The gaining of Self-knowledge simultaneously means that the seeker now knows that he or she is already free. (You can say that they are ‘simultaneously liberated’ if you really want, but this conveys the erroneous notion that they were not free before.) Note that the phalam of ‘j~nAna phalam’ cannot simply refer to mokSha (mukti) because you cannot gain as fruit something that you already have!
If the seeker had done sufficient sAdhana chatuShTaya sampatti (SCS) previously, he or she also simultaneously gains the phalam (= become a jIvanmukta). (See Section 3o for a discussion on the topic of jIvanmukti.)
If their SCS was insufficient, they do not immediately gain the phalam. I.e. they have pratibandha-s and they need to do more nididhyAsana in order to remove them. Thus, they may get the phalam later in life. If they do not, they get videha mukti at death of the body-mind (when the prArabdha karma is used up). (see section 3p)
The original metaphor seems to come from the Taittiriya Upanishad. (It is also outlined in the Sarva-Sara Upanishad and the Paingala Upanishad.)
Here are some extracts from Swami Nikhilananda’s translation of the Taittiriya:
II.1.3.From the Atman was born AkAsha; from AkAsha, air; from air, fire; from fire, water; from water, earth; from earth, herbs; from herbs, food; from food, man. He, that man, verily consists of the essence of food. This indeed is his head, this right arm is the right wing, this left arm is the left wing, this trunk is his body, this support below the navel is his tail.
II.2.1.Verily, different from this, which consists of the essence of food, but within it, is another self, which consists of the vital breath. By this the former is filled. This too has the shape of a man. Like the human shape of the former is the human shape of the latter. prANa, indeed, is its head; vyAna is its right wing; apAna is its left wing; AkAsha is its trunk; the earth is its tail, its support.Continue reading →
In his comments on the post ‘SamAdhi Again (Part 2)‘, Venkat said: “Dayananda has nothing useful to say about realisation. All of his statements are his mundane interpretations that don’t reconcile to anything that the great masters from Gaudapada and Sankara have said.”
And “Could you provide a couple of quotes from Sankara to support your Dayananda comment:
“Therefore, the knowledge is that I am thoughtfree (nirvikalpa) in spite of the experience of vikalpa . . . mithyA is not a problem – it is useful; mind is useful and that is all there is to it””

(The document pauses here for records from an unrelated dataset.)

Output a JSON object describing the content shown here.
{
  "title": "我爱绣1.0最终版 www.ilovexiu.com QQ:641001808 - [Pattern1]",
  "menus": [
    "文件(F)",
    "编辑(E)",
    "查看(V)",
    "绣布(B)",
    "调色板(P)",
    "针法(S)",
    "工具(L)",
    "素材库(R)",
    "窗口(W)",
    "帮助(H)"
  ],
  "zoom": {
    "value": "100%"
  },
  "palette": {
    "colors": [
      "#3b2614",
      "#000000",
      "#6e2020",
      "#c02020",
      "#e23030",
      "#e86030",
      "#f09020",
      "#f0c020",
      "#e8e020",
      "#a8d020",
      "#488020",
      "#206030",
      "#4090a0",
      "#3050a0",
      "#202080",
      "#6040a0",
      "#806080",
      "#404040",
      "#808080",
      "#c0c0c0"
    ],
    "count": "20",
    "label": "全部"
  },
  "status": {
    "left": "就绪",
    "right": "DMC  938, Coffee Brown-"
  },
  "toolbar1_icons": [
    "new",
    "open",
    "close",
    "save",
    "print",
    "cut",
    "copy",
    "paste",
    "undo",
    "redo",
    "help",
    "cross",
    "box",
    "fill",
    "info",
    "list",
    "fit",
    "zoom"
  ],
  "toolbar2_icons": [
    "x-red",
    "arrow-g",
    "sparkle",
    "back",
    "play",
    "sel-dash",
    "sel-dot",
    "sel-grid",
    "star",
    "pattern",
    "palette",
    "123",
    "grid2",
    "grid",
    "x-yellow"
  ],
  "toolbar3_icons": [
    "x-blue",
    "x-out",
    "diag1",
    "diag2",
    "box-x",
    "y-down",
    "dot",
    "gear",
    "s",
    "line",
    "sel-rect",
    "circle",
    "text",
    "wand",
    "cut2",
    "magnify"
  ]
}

This attitude was also supported by Shishya in his comment on the same post: “I think Venkat put it very well.”
Accordingly, I have collected together a number of quotations that support the contention that only knowledge (and not action or samAdhi etc.) produces enlightenment; that ‘enlightenment’ is nothing other than Self-knowledge arising in the mind; and that the mind continues after enlightenment. These quotations demonstrate that those readers who have been criticising Swami Dayananda and his followers have been doing so unjustly.
A. Bhagavad Gita bhASya
“(Similarly) the same Self, which is in reality beyond all changes of state, is called ‘enlightened’ on account of discriminative knowledge separating the Self from the not-self, even though such knowledge is only a modification of the mind and illusory in character (and implies no real change of state).
“Moreover that monk (i.e. man of realization) is then called a man of steady wisdom; when his mind is unperturbed; when his mind is unperturbed by the sorrows that come on the physical or other planes; …and has gone beyond attachment, fear and anger.
and BG 2.55 says that a stitha praj~na is a man who drives away all desires that crop up in the mind. Continue reading →